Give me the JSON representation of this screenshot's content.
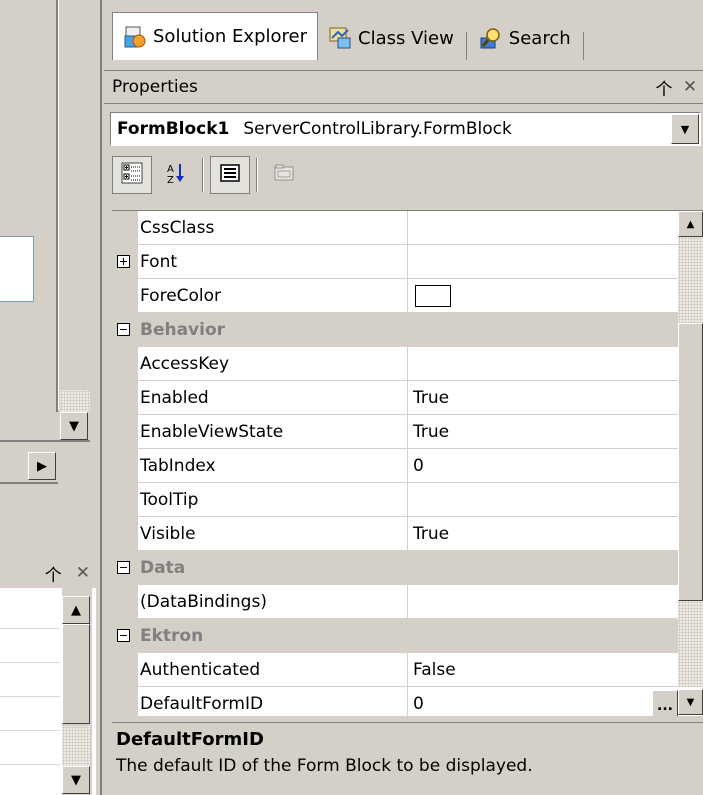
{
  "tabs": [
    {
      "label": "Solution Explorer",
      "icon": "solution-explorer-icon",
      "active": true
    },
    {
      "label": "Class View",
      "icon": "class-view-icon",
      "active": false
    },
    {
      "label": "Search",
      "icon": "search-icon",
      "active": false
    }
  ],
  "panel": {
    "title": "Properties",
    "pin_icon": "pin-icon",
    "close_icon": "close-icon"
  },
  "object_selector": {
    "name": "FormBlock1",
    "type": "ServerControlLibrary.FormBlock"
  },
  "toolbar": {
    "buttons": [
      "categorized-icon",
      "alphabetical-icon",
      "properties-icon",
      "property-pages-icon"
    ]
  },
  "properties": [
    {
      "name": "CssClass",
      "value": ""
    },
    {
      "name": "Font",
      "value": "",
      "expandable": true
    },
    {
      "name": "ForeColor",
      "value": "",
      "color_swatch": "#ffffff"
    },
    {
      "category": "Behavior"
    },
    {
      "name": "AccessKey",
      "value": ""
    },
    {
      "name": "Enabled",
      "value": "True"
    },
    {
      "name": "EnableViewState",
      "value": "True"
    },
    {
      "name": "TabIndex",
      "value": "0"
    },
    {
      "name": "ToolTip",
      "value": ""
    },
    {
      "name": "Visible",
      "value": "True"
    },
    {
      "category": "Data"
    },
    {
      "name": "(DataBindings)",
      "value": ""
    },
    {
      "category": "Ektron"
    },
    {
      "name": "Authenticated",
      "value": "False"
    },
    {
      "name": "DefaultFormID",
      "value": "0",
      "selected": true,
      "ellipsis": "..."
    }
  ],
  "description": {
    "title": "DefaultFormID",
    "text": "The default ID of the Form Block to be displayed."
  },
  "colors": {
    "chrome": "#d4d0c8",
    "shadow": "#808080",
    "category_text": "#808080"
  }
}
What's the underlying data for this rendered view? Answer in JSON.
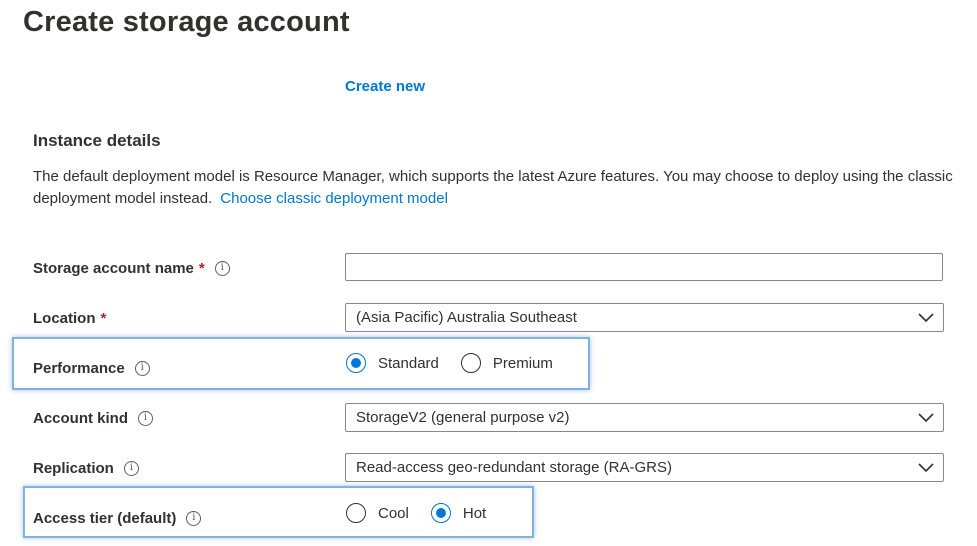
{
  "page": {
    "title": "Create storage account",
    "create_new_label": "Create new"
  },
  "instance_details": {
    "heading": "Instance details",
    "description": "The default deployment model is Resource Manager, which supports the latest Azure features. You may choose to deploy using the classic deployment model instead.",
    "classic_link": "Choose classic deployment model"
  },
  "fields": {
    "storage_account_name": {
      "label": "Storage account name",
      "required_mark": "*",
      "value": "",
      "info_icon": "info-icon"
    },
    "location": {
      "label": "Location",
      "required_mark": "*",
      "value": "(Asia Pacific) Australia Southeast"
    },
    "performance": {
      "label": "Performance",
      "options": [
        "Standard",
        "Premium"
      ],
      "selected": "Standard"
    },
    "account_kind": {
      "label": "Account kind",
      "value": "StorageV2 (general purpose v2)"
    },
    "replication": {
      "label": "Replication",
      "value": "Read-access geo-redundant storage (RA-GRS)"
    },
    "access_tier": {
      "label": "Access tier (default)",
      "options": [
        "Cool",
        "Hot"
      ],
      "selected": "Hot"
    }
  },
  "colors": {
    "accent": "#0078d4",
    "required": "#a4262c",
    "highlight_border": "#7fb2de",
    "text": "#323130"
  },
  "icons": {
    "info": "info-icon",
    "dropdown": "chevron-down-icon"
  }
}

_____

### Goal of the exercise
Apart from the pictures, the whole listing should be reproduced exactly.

### Reply to the task
Give me the JSON representation of this screenshot's content.
{
  "tabs": [
    {
      "label": "Solution Explorer",
      "icon": "solution-explorer-icon",
      "active": true
    },
    {
      "label": "Class View",
      "icon": "class-view-icon",
      "active": false
    },
    {
      "label": "Search",
      "icon": "search-icon",
      "active": false
    }
  ],
  "panel": {
    "title": "Properties",
    "pin_icon": "pin-icon",
    "close_icon": "close-icon"
  },
  "object_selector": {
    "name": "FormBlock1",
    "type": "ServerControlLibrary.FormBlock"
  },
  "toolbar": {
    "buttons": [
      "categorized-icon",
      "alphabetical-icon",
      "properties-icon",
      "property-pages-icon"
    ]
  },
  "properties": [
    {
      "name": "CssClass",
      "value": ""
    },
    {
      "name": "Font",
      "value": "",
      "expandable": true
    },
    {
      "name": "ForeColor",
      "value": "",
      "color_swatch": "#ffffff"
    },
    {
      "category": "Behavior"
    },
    {
      "name": "AccessKey",
      "value": ""
    },
    {
      "name": "Enabled",
      "value": "True"
    },
    {
      "name": "EnableViewState",
      "value": "True"
    },
    {
      "name": "TabIndex",
      "value": "0"
    },
    {
      "name": "ToolTip",
      "value": ""
    },
    {
      "name": "Visible",
      "value": "True"
    },
    {
      "category": "Data"
    },
    {
      "name": "(DataBindings)",
      "value": ""
    },
    {
      "category": "Ektron"
    },
    {
      "name": "Authenticated",
      "value": "False"
    },
    {
      "name": "DefaultFormID",
      "value": "0",
      "selected": true,
      "ellipsis": "..."
    }
  ],
  "description": {
    "title": "DefaultFormID",
    "text": "The default ID of the Form Block to be displayed."
  },
  "colors": {
    "chrome": "#d4d0c8",
    "shadow": "#808080",
    "category_text": "#808080"
  }
}
What's the underlying data for this rendered view? Answer in JSON.
{
  "page": {
    "title": "Create storage account",
    "create_new_label": "Create new"
  },
  "instance_details": {
    "heading": "Instance details",
    "description": "The default deployment model is Resource Manager, which supports the latest Azure features. You may choose to deploy using the classic deployment model instead.",
    "classic_link": "Choose classic deployment model"
  },
  "fields": {
    "storage_account_name": {
      "label": "Storage account name",
      "required_mark": "*",
      "value": "",
      "info_icon": "info-icon"
    },
    "location": {
      "label": "Location",
      "required_mark": "*",
      "value": "(Asia Pacific) Australia Southeast"
    },
    "performance": {
      "label": "Performance",
      "options": [
        "Standard",
        "Premium"
      ],
      "selected": "Standard"
    },
    "account_kind": {
      "label": "Account kind",
      "value": "StorageV2 (general purpose v2)"
    },
    "replication": {
      "label": "Replication",
      "value": "Read-access geo-redundant storage (RA-GRS)"
    },
    "access_tier": {
      "label": "Access tier (default)",
      "options": [
        "Cool",
        "Hot"
      ],
      "selected": "Hot"
    }
  },
  "colors": {
    "accent": "#0078d4",
    "required": "#a4262c",
    "highlight_border": "#7fb2de",
    "text": "#323130"
  },
  "icons": {
    "info": "info-icon",
    "dropdown": "chevron-down-icon"
  }
}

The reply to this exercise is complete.